On Jan. 5, three Chinese naval vessels sailed through the Tsugaru Strait between Japan's main island and the northernmost island of Hokkaido into the Sea of Japan. Four days later, a Chinese air force fleet entered the sea by flying over the waters between the southern Japanese island of Kyushu and the Korean Peninsula.
According to the Joint Staff of the Japanese Defense Ministry, the fleet consisted of six bombers, which are capable of carrying cruise missiles, an early warning aircraft and an intelligence-gathering plane. With an additional fighter jet as an escort and a refueling aircraft, the fleet could have been ready to bomb ground targets.
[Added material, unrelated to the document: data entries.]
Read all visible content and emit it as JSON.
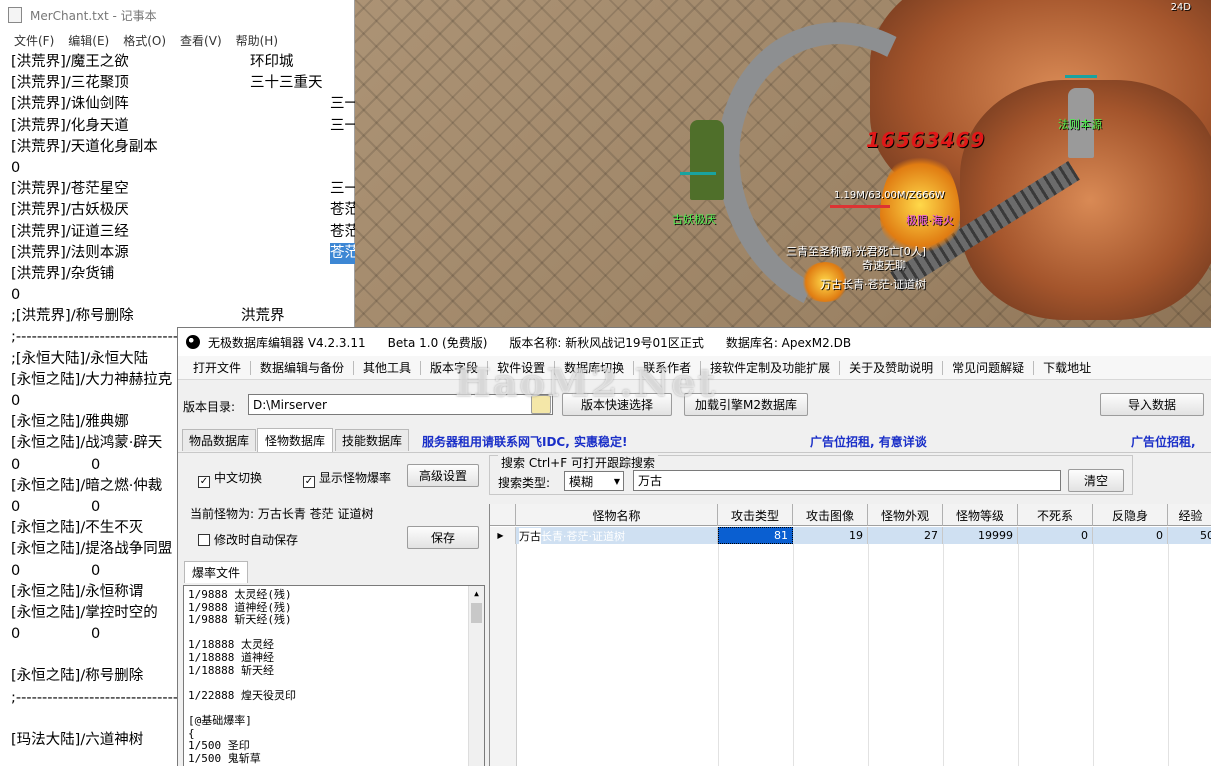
{
  "game": {
    "fps": "24D",
    "damage": "16563469",
    "npc_left": "古妖极厌",
    "npc_right": "法则本源",
    "hp_text": "1.19M/63.00M/Z666W",
    "player_tag": "极限·海火",
    "guild_line": "三青至圣称霸·光君死亡[0人]",
    "player_title": "奇速无聊",
    "monster_name": "万古长青·苍茫·证道树"
  },
  "notepad": {
    "title": "MerChant.txt - 记事本",
    "menu": [
      "文件(F)",
      "编辑(E)",
      "格式(O)",
      "查看(V)",
      "帮助(H)"
    ],
    "lines": [
      {
        "a": "[洪荒界]/魔王之欲",
        "b": "环印城"
      },
      {
        "a": "[洪荒界]/三花聚顶",
        "b": "三十三重天"
      },
      {
        "a": "[洪荒界]/诛仙剑阵",
        "b": "三一"
      },
      {
        "a": "[洪荒界]/化身天道",
        "b": "三一"
      },
      {
        "a": "[洪荒界]/天道化身副本",
        "b": ""
      },
      {
        "a": "0",
        "b": ""
      },
      {
        "a": "[洪荒界]/苍茫星空",
        "b": "三一"
      },
      {
        "a": "[洪荒界]/古妖极厌",
        "b": "苍茫"
      },
      {
        "a": "[洪荒界]/证道三经",
        "b": "苍茫"
      },
      {
        "a": "[洪荒界]/法则本源",
        "b": "苍茫"
      },
      {
        "a": "[洪荒界]/杂货铺",
        "b": ""
      },
      {
        "a": "0",
        "b": ""
      },
      {
        "a": ";[洪荒界]/称号删除",
        "b": "洪荒界"
      },
      {
        "a": ";-----------------------------------",
        "b": ""
      },
      {
        "a": ";[永恒大陆]/永恒大陆",
        "b": ""
      },
      {
        "a": "[永恒之陆]/大力神赫拉克",
        "b": ""
      },
      {
        "a": "0",
        "b": ""
      },
      {
        "a": "[永恒之陆]/雅典娜",
        "b": ""
      },
      {
        "a": "[永恒之陆]/战鸿蒙·辟天",
        "b": ""
      },
      {
        "a": "0",
        "b": "0"
      },
      {
        "a": "[永恒之陆]/暗之燃·仲裁",
        "b": ""
      },
      {
        "a": "0",
        "b": "0"
      },
      {
        "a": "[永恒之陆]/不生不灭",
        "b": ""
      },
      {
        "a": "[永恒之陆]/提洛战争同盟",
        "b": ""
      },
      {
        "a": "0",
        "b": "0"
      },
      {
        "a": "[永恒之陆]/永恒称谓",
        "b": ""
      },
      {
        "a": "[永恒之陆]/掌控时空的",
        "b": ""
      },
      {
        "a": "0",
        "b": "0"
      },
      {
        "a": "",
        "b": ""
      },
      {
        "a": "[永恒之陆]/称号删除",
        "b": ""
      },
      {
        "a": ";-----------------------------------",
        "b": ""
      },
      {
        "a": "",
        "b": ""
      },
      {
        "a": "[玛法大陆]/六道神树",
        "b": ""
      }
    ]
  },
  "editor": {
    "title_parts": [
      "无极数据库编辑器 V4.2.3.11",
      "Beta 1.0 (免费版)",
      "版本名称: 新秋风战记19号01区正式",
      "数据库名: ApexM2.DB"
    ],
    "menu": [
      "打开文件",
      "数据编辑与备份",
      "其他工具",
      "版本字段",
      "软件设置",
      "数据库切换",
      "联系作者",
      "接软件定制及功能扩展",
      "关于及赞助说明",
      "常见问题解疑",
      "下载地址"
    ],
    "dir_label": "版本目录:",
    "dir_value": "D:\\Mirserver",
    "btn_quick": "版本快速选择",
    "btn_load": "加载引擎M2数据库",
    "btn_import": "导入数据",
    "tabs": [
      "物品数据库",
      "怪物数据库",
      "技能数据库"
    ],
    "ad1": "服务器租用请联系网飞IDC, 实惠稳定!",
    "ad2": "广告位招租, 有意详谈",
    "ad3": "广告位招租,",
    "chk_chinese": "中文切换",
    "chk_droprate": "显示怪物爆率",
    "btn_advanced": "高级设置",
    "current_monster": "当前怪物为: 万古长青 苍茫 证道树",
    "chk_autosave": "修改时自动保存",
    "btn_save": "保存",
    "droptab": "爆率文件",
    "droplist": "1/9888 太灵经(残)\n1/9888 道神经(残)\n1/9888 斩天经(残)\n\n1/18888 太灵经\n1/18888 道神经\n1/18888 斩天经\n\n1/22888 煌天役灵印\n\n[@基础爆率]\n{\n1/500 圣印\n1/500 鬼斩草",
    "search_title": "搜索  Ctrl+F 可打开跟踪搜索",
    "search_type_label": "搜索类型:",
    "search_type_value": "模糊",
    "search_value": "万古",
    "btn_clear": "清空",
    "columns": [
      "怪物名称",
      "攻击类型",
      "攻击图像",
      "怪物外观",
      "怪物等级",
      "不死系",
      "反隐身",
      "经验"
    ],
    "row": {
      "name_hl": "万古",
      "name_rest": "长青·苍茫·证道树",
      "attack_type": "81",
      "attack_img": "19",
      "appearance": "27",
      "level": "19999",
      "undead": "0",
      "anti_invis": "0",
      "exp": "50"
    }
  },
  "watermark": "HaoM2.Net"
}
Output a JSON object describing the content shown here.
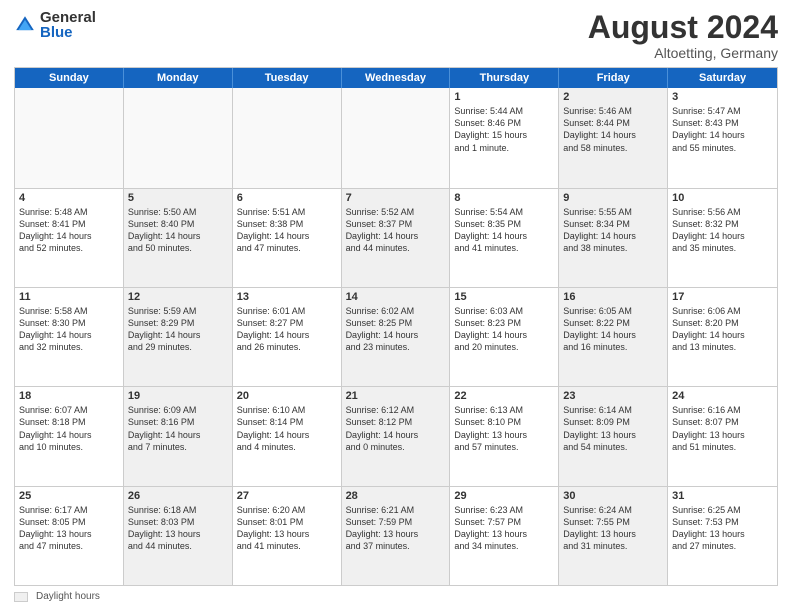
{
  "logo": {
    "general": "General",
    "blue": "Blue"
  },
  "header": {
    "month_year": "August 2024",
    "location": "Altoetting, Germany"
  },
  "days_of_week": [
    "Sunday",
    "Monday",
    "Tuesday",
    "Wednesday",
    "Thursday",
    "Friday",
    "Saturday"
  ],
  "footer": {
    "legend_label": "Daylight hours"
  },
  "weeks": [
    [
      {
        "day": "",
        "text": "",
        "empty": true
      },
      {
        "day": "",
        "text": "",
        "empty": true
      },
      {
        "day": "",
        "text": "",
        "empty": true
      },
      {
        "day": "",
        "text": "",
        "empty": true
      },
      {
        "day": "1",
        "text": "Sunrise: 5:44 AM\nSunset: 8:46 PM\nDaylight: 15 hours\nand 1 minute.",
        "empty": false,
        "shaded": false
      },
      {
        "day": "2",
        "text": "Sunrise: 5:46 AM\nSunset: 8:44 PM\nDaylight: 14 hours\nand 58 minutes.",
        "empty": false,
        "shaded": true
      },
      {
        "day": "3",
        "text": "Sunrise: 5:47 AM\nSunset: 8:43 PM\nDaylight: 14 hours\nand 55 minutes.",
        "empty": false,
        "shaded": false
      }
    ],
    [
      {
        "day": "4",
        "text": "Sunrise: 5:48 AM\nSunset: 8:41 PM\nDaylight: 14 hours\nand 52 minutes.",
        "empty": false,
        "shaded": false
      },
      {
        "day": "5",
        "text": "Sunrise: 5:50 AM\nSunset: 8:40 PM\nDaylight: 14 hours\nand 50 minutes.",
        "empty": false,
        "shaded": true
      },
      {
        "day": "6",
        "text": "Sunrise: 5:51 AM\nSunset: 8:38 PM\nDaylight: 14 hours\nand 47 minutes.",
        "empty": false,
        "shaded": false
      },
      {
        "day": "7",
        "text": "Sunrise: 5:52 AM\nSunset: 8:37 PM\nDaylight: 14 hours\nand 44 minutes.",
        "empty": false,
        "shaded": true
      },
      {
        "day": "8",
        "text": "Sunrise: 5:54 AM\nSunset: 8:35 PM\nDaylight: 14 hours\nand 41 minutes.",
        "empty": false,
        "shaded": false
      },
      {
        "day": "9",
        "text": "Sunrise: 5:55 AM\nSunset: 8:34 PM\nDaylight: 14 hours\nand 38 minutes.",
        "empty": false,
        "shaded": true
      },
      {
        "day": "10",
        "text": "Sunrise: 5:56 AM\nSunset: 8:32 PM\nDaylight: 14 hours\nand 35 minutes.",
        "empty": false,
        "shaded": false
      }
    ],
    [
      {
        "day": "11",
        "text": "Sunrise: 5:58 AM\nSunset: 8:30 PM\nDaylight: 14 hours\nand 32 minutes.",
        "empty": false,
        "shaded": false
      },
      {
        "day": "12",
        "text": "Sunrise: 5:59 AM\nSunset: 8:29 PM\nDaylight: 14 hours\nand 29 minutes.",
        "empty": false,
        "shaded": true
      },
      {
        "day": "13",
        "text": "Sunrise: 6:01 AM\nSunset: 8:27 PM\nDaylight: 14 hours\nand 26 minutes.",
        "empty": false,
        "shaded": false
      },
      {
        "day": "14",
        "text": "Sunrise: 6:02 AM\nSunset: 8:25 PM\nDaylight: 14 hours\nand 23 minutes.",
        "empty": false,
        "shaded": true
      },
      {
        "day": "15",
        "text": "Sunrise: 6:03 AM\nSunset: 8:23 PM\nDaylight: 14 hours\nand 20 minutes.",
        "empty": false,
        "shaded": false
      },
      {
        "day": "16",
        "text": "Sunrise: 6:05 AM\nSunset: 8:22 PM\nDaylight: 14 hours\nand 16 minutes.",
        "empty": false,
        "shaded": true
      },
      {
        "day": "17",
        "text": "Sunrise: 6:06 AM\nSunset: 8:20 PM\nDaylight: 14 hours\nand 13 minutes.",
        "empty": false,
        "shaded": false
      }
    ],
    [
      {
        "day": "18",
        "text": "Sunrise: 6:07 AM\nSunset: 8:18 PM\nDaylight: 14 hours\nand 10 minutes.",
        "empty": false,
        "shaded": false
      },
      {
        "day": "19",
        "text": "Sunrise: 6:09 AM\nSunset: 8:16 PM\nDaylight: 14 hours\nand 7 minutes.",
        "empty": false,
        "shaded": true
      },
      {
        "day": "20",
        "text": "Sunrise: 6:10 AM\nSunset: 8:14 PM\nDaylight: 14 hours\nand 4 minutes.",
        "empty": false,
        "shaded": false
      },
      {
        "day": "21",
        "text": "Sunrise: 6:12 AM\nSunset: 8:12 PM\nDaylight: 14 hours\nand 0 minutes.",
        "empty": false,
        "shaded": true
      },
      {
        "day": "22",
        "text": "Sunrise: 6:13 AM\nSunset: 8:10 PM\nDaylight: 13 hours\nand 57 minutes.",
        "empty": false,
        "shaded": false
      },
      {
        "day": "23",
        "text": "Sunrise: 6:14 AM\nSunset: 8:09 PM\nDaylight: 13 hours\nand 54 minutes.",
        "empty": false,
        "shaded": true
      },
      {
        "day": "24",
        "text": "Sunrise: 6:16 AM\nSunset: 8:07 PM\nDaylight: 13 hours\nand 51 minutes.",
        "empty": false,
        "shaded": false
      }
    ],
    [
      {
        "day": "25",
        "text": "Sunrise: 6:17 AM\nSunset: 8:05 PM\nDaylight: 13 hours\nand 47 minutes.",
        "empty": false,
        "shaded": false
      },
      {
        "day": "26",
        "text": "Sunrise: 6:18 AM\nSunset: 8:03 PM\nDaylight: 13 hours\nand 44 minutes.",
        "empty": false,
        "shaded": true
      },
      {
        "day": "27",
        "text": "Sunrise: 6:20 AM\nSunset: 8:01 PM\nDaylight: 13 hours\nand 41 minutes.",
        "empty": false,
        "shaded": false
      },
      {
        "day": "28",
        "text": "Sunrise: 6:21 AM\nSunset: 7:59 PM\nDaylight: 13 hours\nand 37 minutes.",
        "empty": false,
        "shaded": true
      },
      {
        "day": "29",
        "text": "Sunrise: 6:23 AM\nSunset: 7:57 PM\nDaylight: 13 hours\nand 34 minutes.",
        "empty": false,
        "shaded": false
      },
      {
        "day": "30",
        "text": "Sunrise: 6:24 AM\nSunset: 7:55 PM\nDaylight: 13 hours\nand 31 minutes.",
        "empty": false,
        "shaded": true
      },
      {
        "day": "31",
        "text": "Sunrise: 6:25 AM\nSunset: 7:53 PM\nDaylight: 13 hours\nand 27 minutes.",
        "empty": false,
        "shaded": false
      }
    ]
  ]
}
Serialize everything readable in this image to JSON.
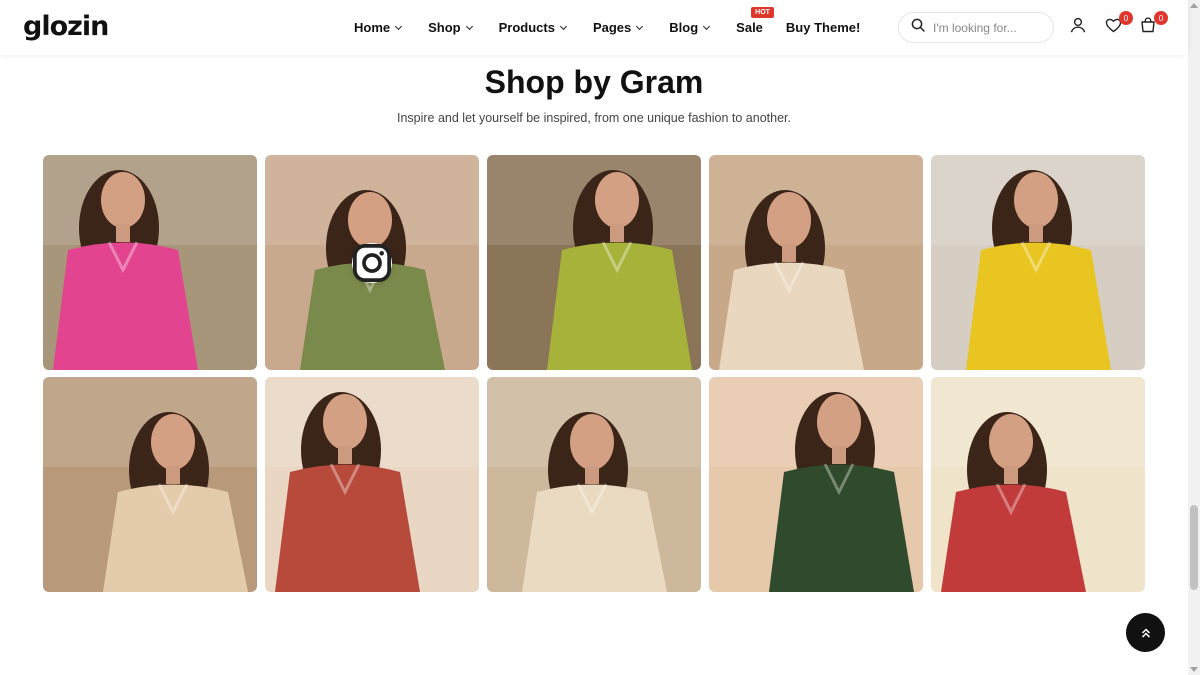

An even more consequential move by the Chinese military took place in February last year. A Japanese Maritime Self-Defense Force patrol aircraft and an escort vessel spotted an unidentified submarine sailing underwater in the contiguous zone between Japan and South Korea and emerging in the East China Sea. The submarine was widely believed to be Chinese, although Japan's Defense Ministry did not confirm its country of origin. Sailing in a contiguous zone does not contravene international law as the area lies outside a country's territorial waters. Still, the ministry published the information in order to let the vessel's proprietor know it was being watched.
China has been busy placing military installations on reclaimed land around reefs and shoals in the South China Sea. In the East China Sea, Beijing is now able to put military pressure on Japan's Coast Guard and Maritime and Air Self-Defense Forces more frequently. An advance into the Sea of Japan may be part of a new objective: to deploy submarine-launched ballistic missiles there.
China's military set to deploy Jin-class nuclear submarines capable of carrying SLBMs in the South China Sea. But the JL-2 missiles on these subs have a range of about 8,000km -- not enough to reach the U.S. mainland from the South China Sea. Moving into the Pacific Ocean to shorten the distance puts them within the range of U.S. naval vessels.
Thus, the Chinese military is believed to be developing a new class of submarines, known as the Type 096, and a new SLBM, JL-3, with a supposed range of up to 12,000km. If the missiles were deployed in the Sea of Japan, along with an escort fleet, it would be a reliable, if small, deterrent to American nuclear capabilities.
The problem is that China is not facing the Sea of Japan. Sailing under the Tsushima Strait would alert the SDFs, as became clear last February. For Beijing to deploy SLBMs in the waters, it needs a submarine base.
The Chinese military may be looking to build a base somewhere along North Korea's Sea of Japan coastline, likely Rason near the border with Russia, said a Japanese security expert. A base at Rason would allow Chinese submarines to dive deep underwater relatively quickly after launch to avoid detection. Part of the port has been leased to China on a long-term commercial contract.
I used to believe, it would be a long time before China gains a military foothold in the Sea of Japan. But not anymore.
U.S. President Donald Trump took a strong stance on North Korea during his first official meeting with Japanese Prime Minister Shinzo Abe earlier this month. Led by former Marine commander James Mattis, the Pentagon appears anxious to remove the North Korean nuclear threat.
The U.S. may gradually boost its military presence in Northeast Asia ostensibly for exercises and suddenly move to put an end to the autocracy, an intelligence expert in Tokyo said. The U.S. Navy currently has two carrier strike groups deployed in the Western Pacific. If it adds a third, the expert noted, it should be taken as a sign that the possibility of a surprise attack has increased.
If the U.S. strikes first, China will not just sit and watch. It will probably try to seize as much North Korean territory as possible, including Rason, and set up a fourth northeastern province. Or it might opt to install a puppet regime in Pyongyang, which would be much easier to control than the regime led by Kim Jong Un.
Whether the killing of Kim Jong Nam in Malaysia this month has any direct link to China's military advance in the Sea of Japan is unclear. But North Korea knows that the Chinese military's Central Command, which protects areas including Beijing, has been conducting exercises on a regular basis to prepare for a possible surge into North Korea should things go awry in the country.